Q: What amount of theft is a felony in California?
A: To make a theft charge turn from petty theft into grand theft, which can be pursued as a felony, the amount of money stolen, or the total value of the goods stolen, must exceed $950. Grand theft is considered a “wobbler,” which means that it can be pursued as a felony or misdemeanor; however, the value of what was stolen is the biggest determining factor for the escalation of the crime, which is determined on a case-by-case basis.
Q: Will I go to jail for petty theft in California?
A: The penalty for any petty theft charge in California is always considered a misdemeanor. Typically, misdemeanor charges for theft come with a maximum of six months in county jail alongside fines of up to $1,000. For petty thefts downgraded to infractions, the maximum penalties do not exceed around $250 in fines.
Q: What makes theft a felony in California?
A: The biggest determining factor that decides whether a theft charge will be escalated to the felony level is the amount of money and value of the items stolen. Any value exceeding $950 is considered grand theft, as opposed to petty theft, and can be charged as a felony depending on the prosecution and how they choose to pursue the crime.
Legal Defense for Various Theft Charges

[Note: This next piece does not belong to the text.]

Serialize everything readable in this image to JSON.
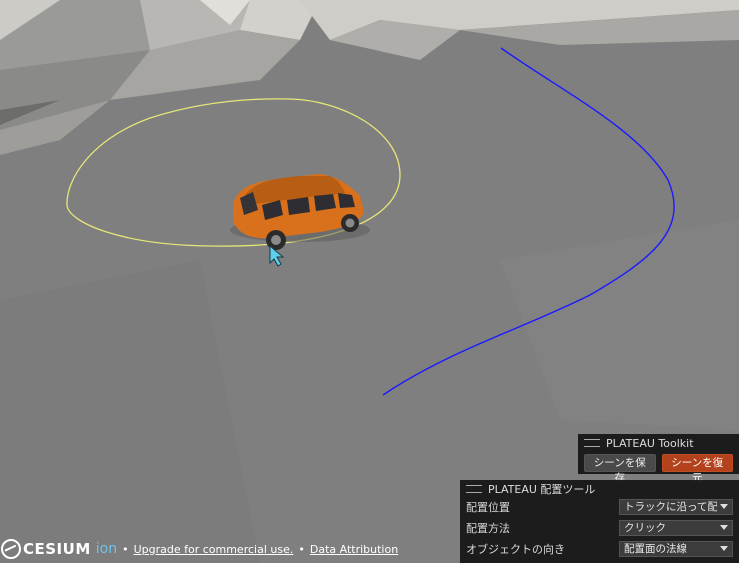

Facing any kind of legal battle is stressful, especially one as loaded as a theft charge. The lasting effects of a theft conviction on your record can bar you from promotions, job options, and even applications for loans. To properly approach any theft charge, understanding the basis of the law and what penalties you may face is crucial for seeking out a defense team. At the Exum Law Offices, our criminal defense attorneys can offer advice on how to approach a theft charge. Your proper defense begins with reaching out to our team.